Two days later, AHS announced another closure, lasting from 07:30 to 13:00 on 6 May. This gap was because of physician illness, whereas the first closure was because of lack of physician coverage. Granted, if you don’t have enough physicians to cover sick leave, it’s probably still a lack of physician coverage.
They announced another closure a few weeks later. Due to lack of physicians, ambulatory care service would be closed between 07:30 and 15:00 on the 25th.
The next, AHS announced that the emergency department at the Cold Lake Healthcare Centre would have no on-site physician coverage for 8 hour, starting at 23:00 that evening.
The same day as the first Sylvan Lake announcement, AHS announced that they were extending the obstetrical services pause at the Whitecourt Healthcare Centre that they had put in place in April. They expect that the extension will last until 8 June, which makes nearly two full months in a row that the community has had no obstetrical services at their hospital.
Lack of physicians with obstetrical skills is the reason AHS provided for the extension.
On 6 May, AHS announced that the emergency department at the Swan Hills Healthcare Centre would be closed for 12 hours beginning at 19:00 on 7 May, a result of not enough nurses and a lack of locum coverage.
Also on the 6th, AHS announced that the emergency department in Consort would be closed every Monday, Tuesday, and Friday for nearly an entire month, between 9 May to 6 June. This is in addition to the regular closures in the evenings and on weekends.

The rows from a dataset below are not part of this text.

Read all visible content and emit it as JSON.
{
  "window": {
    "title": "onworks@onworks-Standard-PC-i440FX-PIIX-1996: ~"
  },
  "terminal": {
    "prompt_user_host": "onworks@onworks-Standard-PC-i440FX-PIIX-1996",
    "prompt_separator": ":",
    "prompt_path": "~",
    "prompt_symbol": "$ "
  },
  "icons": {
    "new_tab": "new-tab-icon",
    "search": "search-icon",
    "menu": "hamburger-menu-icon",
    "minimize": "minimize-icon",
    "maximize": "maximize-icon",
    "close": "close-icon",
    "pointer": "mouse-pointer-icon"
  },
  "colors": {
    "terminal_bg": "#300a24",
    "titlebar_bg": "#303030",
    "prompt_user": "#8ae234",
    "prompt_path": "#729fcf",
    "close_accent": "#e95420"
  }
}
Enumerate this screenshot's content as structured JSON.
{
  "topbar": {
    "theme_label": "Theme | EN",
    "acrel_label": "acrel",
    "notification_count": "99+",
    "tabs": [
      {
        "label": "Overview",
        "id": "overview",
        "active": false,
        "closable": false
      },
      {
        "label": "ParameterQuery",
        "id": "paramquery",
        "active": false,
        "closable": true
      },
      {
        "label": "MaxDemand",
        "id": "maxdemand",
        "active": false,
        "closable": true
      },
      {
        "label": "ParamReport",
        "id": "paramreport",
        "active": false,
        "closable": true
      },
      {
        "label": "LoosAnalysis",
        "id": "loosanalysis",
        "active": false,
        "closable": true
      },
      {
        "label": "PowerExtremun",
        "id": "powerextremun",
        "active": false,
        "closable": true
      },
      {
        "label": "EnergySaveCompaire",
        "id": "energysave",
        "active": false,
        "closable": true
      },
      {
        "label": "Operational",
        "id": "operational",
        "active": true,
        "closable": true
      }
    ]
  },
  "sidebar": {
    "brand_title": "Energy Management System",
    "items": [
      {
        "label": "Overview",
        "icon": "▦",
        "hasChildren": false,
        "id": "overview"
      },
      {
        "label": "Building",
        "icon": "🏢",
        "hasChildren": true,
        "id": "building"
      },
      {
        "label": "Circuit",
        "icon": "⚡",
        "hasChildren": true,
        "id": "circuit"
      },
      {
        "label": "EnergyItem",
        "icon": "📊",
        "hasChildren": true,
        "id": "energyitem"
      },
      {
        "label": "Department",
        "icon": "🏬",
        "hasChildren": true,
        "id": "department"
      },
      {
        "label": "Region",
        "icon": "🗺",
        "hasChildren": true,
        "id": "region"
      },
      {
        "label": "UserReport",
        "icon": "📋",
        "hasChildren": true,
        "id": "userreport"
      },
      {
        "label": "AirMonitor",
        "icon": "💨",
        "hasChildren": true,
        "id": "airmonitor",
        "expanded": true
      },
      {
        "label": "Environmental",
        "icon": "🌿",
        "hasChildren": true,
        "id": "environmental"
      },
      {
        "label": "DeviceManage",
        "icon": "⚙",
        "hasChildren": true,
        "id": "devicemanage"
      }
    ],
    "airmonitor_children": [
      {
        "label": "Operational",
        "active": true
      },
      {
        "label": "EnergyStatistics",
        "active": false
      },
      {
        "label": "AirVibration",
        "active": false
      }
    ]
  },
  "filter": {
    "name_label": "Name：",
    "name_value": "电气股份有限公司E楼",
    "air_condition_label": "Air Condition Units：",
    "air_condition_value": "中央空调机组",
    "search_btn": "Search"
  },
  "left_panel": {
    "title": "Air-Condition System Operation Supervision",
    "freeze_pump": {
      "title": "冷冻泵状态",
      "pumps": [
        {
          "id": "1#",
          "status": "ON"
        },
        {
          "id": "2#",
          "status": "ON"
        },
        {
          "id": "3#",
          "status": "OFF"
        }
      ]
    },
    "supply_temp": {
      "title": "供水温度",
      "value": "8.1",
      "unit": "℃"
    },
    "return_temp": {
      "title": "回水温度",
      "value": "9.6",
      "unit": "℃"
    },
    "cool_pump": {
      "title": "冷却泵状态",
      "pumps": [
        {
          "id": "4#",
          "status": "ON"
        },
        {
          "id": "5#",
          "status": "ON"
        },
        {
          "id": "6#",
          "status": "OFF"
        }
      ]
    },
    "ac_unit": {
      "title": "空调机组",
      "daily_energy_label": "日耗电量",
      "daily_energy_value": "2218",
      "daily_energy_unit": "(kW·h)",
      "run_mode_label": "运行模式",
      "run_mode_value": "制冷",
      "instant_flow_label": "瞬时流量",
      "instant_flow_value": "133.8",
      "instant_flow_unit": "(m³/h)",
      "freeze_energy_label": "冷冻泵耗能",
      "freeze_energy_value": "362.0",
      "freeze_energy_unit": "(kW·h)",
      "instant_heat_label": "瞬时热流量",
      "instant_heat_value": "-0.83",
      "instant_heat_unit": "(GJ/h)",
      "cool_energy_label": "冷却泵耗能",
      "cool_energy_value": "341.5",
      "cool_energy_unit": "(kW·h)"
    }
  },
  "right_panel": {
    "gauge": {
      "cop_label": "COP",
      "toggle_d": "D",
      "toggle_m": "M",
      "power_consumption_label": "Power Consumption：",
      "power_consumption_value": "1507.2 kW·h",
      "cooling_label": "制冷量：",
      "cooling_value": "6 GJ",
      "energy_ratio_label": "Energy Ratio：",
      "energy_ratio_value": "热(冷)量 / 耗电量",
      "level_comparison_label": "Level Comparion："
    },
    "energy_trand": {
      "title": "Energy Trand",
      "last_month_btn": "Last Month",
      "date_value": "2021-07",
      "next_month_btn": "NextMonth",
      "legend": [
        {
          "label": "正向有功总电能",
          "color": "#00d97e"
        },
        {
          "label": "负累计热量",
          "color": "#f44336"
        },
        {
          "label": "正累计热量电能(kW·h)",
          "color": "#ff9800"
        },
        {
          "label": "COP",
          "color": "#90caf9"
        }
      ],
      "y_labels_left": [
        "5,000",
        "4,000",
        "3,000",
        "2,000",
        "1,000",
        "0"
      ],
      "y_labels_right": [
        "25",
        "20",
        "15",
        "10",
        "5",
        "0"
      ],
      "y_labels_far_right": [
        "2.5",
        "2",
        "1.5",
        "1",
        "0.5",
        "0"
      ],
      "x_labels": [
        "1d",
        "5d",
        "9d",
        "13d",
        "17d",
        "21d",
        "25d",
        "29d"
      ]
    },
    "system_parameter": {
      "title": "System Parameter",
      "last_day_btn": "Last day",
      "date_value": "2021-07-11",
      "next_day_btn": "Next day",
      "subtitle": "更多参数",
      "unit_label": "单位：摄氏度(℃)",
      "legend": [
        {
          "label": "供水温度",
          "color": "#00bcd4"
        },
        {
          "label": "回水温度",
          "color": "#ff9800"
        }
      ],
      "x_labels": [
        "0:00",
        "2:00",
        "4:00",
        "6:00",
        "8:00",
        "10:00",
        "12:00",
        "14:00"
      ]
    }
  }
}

AHS claims this hours reduction was due to a lack of physicians.
Three days later, AHS announced that the emergency department at the Cold Lake Healthcare Centre would have no on-site physician coverage for two 8-hour periods, from 23:00 on 9 May until 07:00 the next morning and then again starting at 23:00 on the 10th. Nursing staff were on hand for triage and assessments only.
A week later, on the 16th, AHS announced two more 8-hour closures for Cold Lake’s emergency department. The first was from 23:00 on 16 March until 7:00 the next morning, and a similar closure starting the evening of the 18th.
On 16 May, AHS announced on 28 April that another community would lose emergency department service: Wabasca-Desmarais.
According to the announcement, the Wabasca-Desmarais Health Care Centre would have no on-site physician coverage for a 72-hour period, lasting from 8:00 on the morning of the 17th and ending at 08:00 on the 20th.
Nursing staff were on hand for all the closures for triage and assessments only. Any medical emergencies were to be redirected to hospitals over 100 kilometres away, in Boyle, Slave Lake, or Athabasca.
The following day, the Southern Alberta community of Milk River lost its emergency department, which closed for 15 hours as of 17:00 that evening. AHS once again blamed a lack of physicians.
Two days later, the community lost its emergency department for another 15-hour closure, also because of not enough physicians available.
Lac La Biche
On 18 May, AHS announced that they were cancelling both obstetrical and surgical services at the William J. Cadzow Healthcare Centre in Lac La Biche for an undetermined period starting 18 May.
The “temporary pause” was due to a lack of physicians with general practice anesthesia skills, as well as AHS’s inability to secure locum coverage.
On 20 May, AHS announced that the community of Two Hills would have no overnight service for their emergency department between for 4 days. The department would operate as normal between 08:00 and 20:00 those days, returning to the usual 24-hour service on 24 May.
This follows similar closures during the last day of February, all of March, and the first 11 days of April.
Patients needing emergency healthcare were to be redirected to St. Paul or Vegreville.
Four days later, AHS announced an ER 15-hour closure in the community of Bassano. The closure was scheduled to start at 17:00 that evening and end at 8:00 the following morning. Like many of the other closures, this was a result of an insufficient number of physicians.
That same day, they announced a 24-hour closure in the community of Stettler. This closure was to begin at 08:00 on the morning of the 25th, and also was due to not enough physicians.